Married to Nero and expecting her second child, Poppaea was at a height in her lifetime. After the birth of their daughter, Claudia, both were given the title Augusta, an honour, though their child only lived to four months old. However, as the years went on Nero began to spiral into madness. Mindful of how she became Empress, Poppaea was concerned about receding looks and someone else taking her place. She fought with her husband fiercely, particularly about him spending time away from her at the races, and the story goes that whilst she was heavily pregnant they had a terrible fight, which resulted in him viciously kicking her in the abdomen until she died. This is disputed by modern accounts, which say she could have had a late miscarriage, but either way, it cannot be argued that the story of Poppaea – murder, plotting, seduction and scheme – is a perfect example of Roman scandal in the upper class. Even after her death she had a great effect on Nero. He spent ten years worth of Arabian incense at her funeral and gave her divine honours. He descended into further madness, castrating and marrying a young freedman called Sporus, who he got to dress up in women’s clothing and often referred to by his dead wife’s name.

And so the story of Poppaea Sabina, ruthless, ambitious, beautiful, ended in tragedy in 65AD; the short life of a woman who almost ruled an empire.


Spartan society is often viewed as hard, brutal and fierce. And it was – from birth you lived, breathed and spoke war. It was all about the military excellence and skill and it was because of this that Sparta was revered as a leading state for their military and army. Whole lives were geared towards being prepared to fight, which was why in the Greco-Persian wars, Sparta was recognised as the leader of the combined Greek forces.
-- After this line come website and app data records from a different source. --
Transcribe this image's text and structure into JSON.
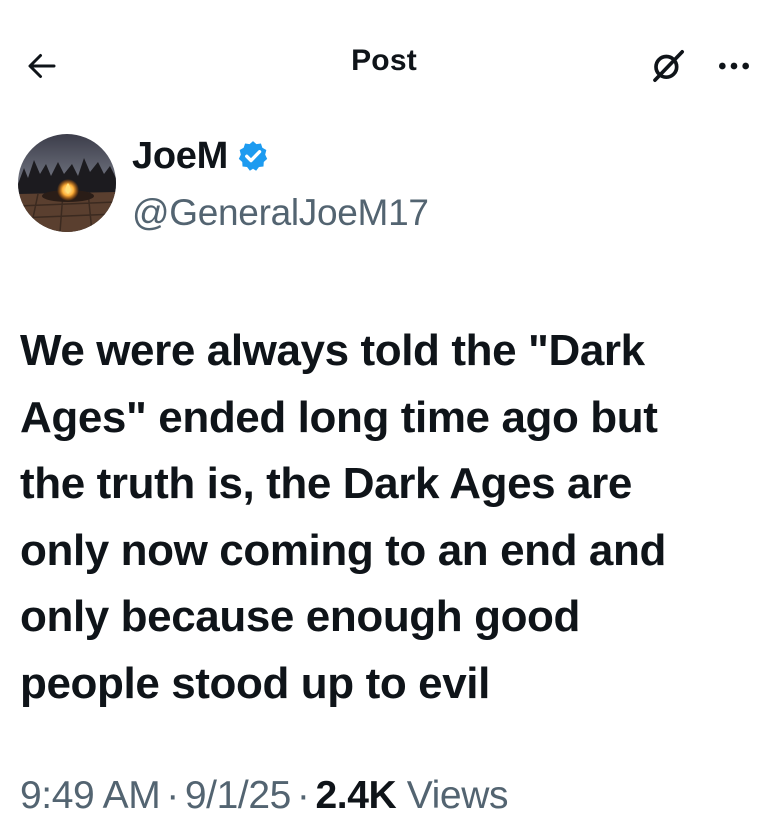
{
  "header": {
    "title": "Post",
    "back_icon": "arrow-left-icon",
    "grok_icon": "grok-icon",
    "more_icon": "more-horizontal-icon"
  },
  "author": {
    "display_name": "JoeM",
    "handle": "@GeneralJoeM17",
    "verified": true,
    "verified_color": "#1d9bf0",
    "avatar_icon": "avatar-photo"
  },
  "tweet": {
    "text": "We were always told the \"Dark\nAges\" ended long time ago but\nthe truth is, the Dark Ages are\nonly now coming to an end and\nonly because enough good\npeople stood up to evil"
  },
  "meta": {
    "time": "9:49 AM",
    "separator": "·",
    "date": "9/1/25",
    "views_count": "2.4K",
    "views_label": "Views"
  },
  "colors": {
    "text_primary": "#0f1419",
    "text_secondary": "#536471",
    "accent": "#1d9bf0",
    "background": "#ffffff"
  }
}
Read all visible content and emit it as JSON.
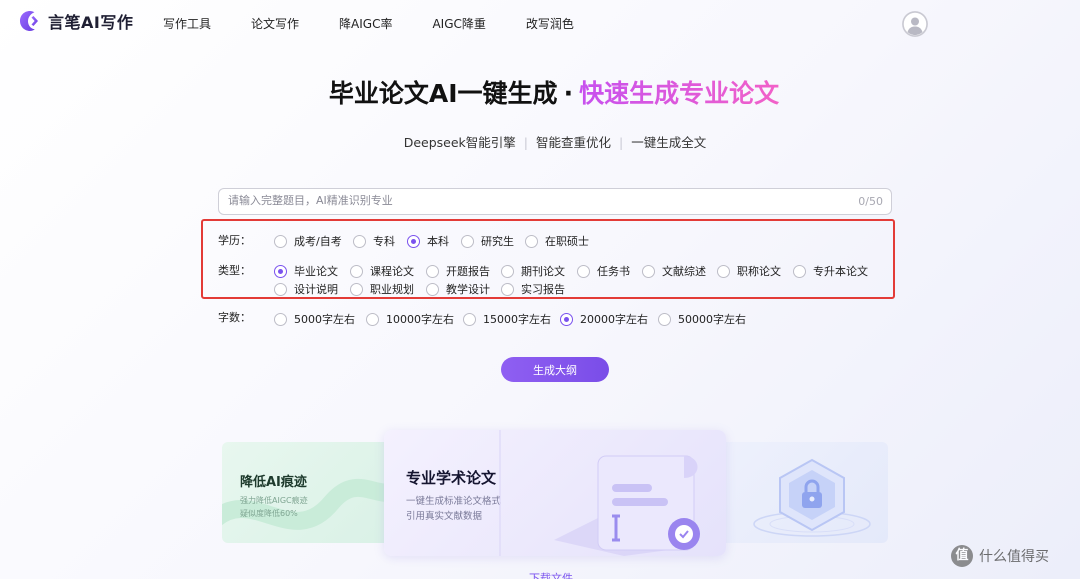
{
  "brand": {
    "name": "言笔AI写作",
    "accent": "#7a52ee"
  },
  "nav": {
    "items": [
      {
        "label": "写作工具"
      },
      {
        "label": "论文写作"
      },
      {
        "label": "降AIGC率"
      },
      {
        "label": "AIGC降重"
      },
      {
        "label": "改写润色"
      }
    ]
  },
  "hero": {
    "title_main": "毕业论文AI一键生成",
    "title_sep": "·",
    "title_highlight": "快速生成专业论文",
    "features": [
      "Deepseek智能引擎",
      "智能查重优化",
      "一键生成全文"
    ]
  },
  "form": {
    "title_input": {
      "value": "",
      "placeholder": "请输入完整题目，AI精准识别专业",
      "counter": "0/50"
    },
    "education": {
      "label": "学历：",
      "selected": "本科",
      "options": [
        "成考/自考",
        "专科",
        "本科",
        "研究生",
        "在职硕士"
      ]
    },
    "type": {
      "label": "类型：",
      "selected": "毕业论文",
      "options": [
        "毕业论文",
        "课程论文",
        "开题报告",
        "期刊论文",
        "任务书",
        "文献综述",
        "职称论文",
        "专升本论文",
        "设计说明",
        "职业规划",
        "教学设计",
        "实习报告"
      ]
    },
    "word_count": {
      "label": "字数：",
      "selected": "20000字左右",
      "options": [
        "5000字左右",
        "10000字左右",
        "15000字左右",
        "20000字左右",
        "50000字左右"
      ]
    },
    "generate_button": "生成大纲"
  },
  "cards": {
    "left": {
      "title": "降低AI痕迹",
      "desc1": "强力降低AIGC痕迹",
      "desc2": "疑似度降低60%"
    },
    "center": {
      "title": "专业学术论文",
      "desc1": "一键生成标准论文格式",
      "desc2": "引用真实文献数据"
    },
    "right": {
      "icon": "lock-shield-icon"
    }
  },
  "bottom_link": "下载文件",
  "watermark": {
    "glyph": "值",
    "text": "什么值得买"
  }
}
Looked upon with fear, awe and horror by all, not only for their military state of mind but also their politics, culture and social system, the role of women was no less controversial, attracting attention from all – even Aristotle and Plato.

Women were raised with a similar mindset to the men – be able and prepared for anything. This way of thinking gave rise to a lot more necessary freedoms and more power to citizenry women of the time. Compared to their sisters in the rest of the classical world, the women of Sparta had the most similar lifestyle to the general western world nowadays. They were fed similar amounts to their brothers in childhood and only allowed to be married off in their late teens and early twenties (unlike, for example, Athens, Sparta’s historical rival, where a common age was 12-13), in order to be healthy and for the pregnancies to be more likely to end with both healthy mother and child. They also didn’t have to wear heavy clothing and stay indoors most the time – rather they wore light clothing, or possibly none whilst exercising or doing sport, with slits up the side so they could run – unlike most other women at that time.

Furthermore, and very importantly, they were economically powerful, with control over their own properties, and could partake in festivals and rites. They were some of the most educated women in the classical period, literate and numerate, and often spoke their minds freely (and became fairly notorious for it).

Women who died in childbirth got their names etched upon a stone when they were buried; an honour attributed only to men who died in active battle. This showed just how highly regarded the nobility of women who were contributing by Spartan society were – contributing, of course, by having sons who could become soldiers. Like I said, the society breathed war.

Let’s not forget some of the great Spartan women. We’ve got probably the most famous of all, Helen of Troy, Queen of Sparta, the most beautiful woman ever. Then there’s Queen Gorgo, wife of King Leonidas I, known for her wisdom and political shrewdness. And Cynisca, Greek princess and the first woman ever to win at the ancient Olympic Games as a chariot racer, when women weren’t permitted to compete, who, to this day, is a symbolic sign of the social rise of women.

Basically, Spartan women were trained to be strong and healthy so they could produce strong and healthy Spartan men. But within this, they were powerful, influential, free and independent in their own right, and socially were far ahead of their time. Spartan women were lucky to be Spartan – not something I’d be so sure of if I were a Spartan man.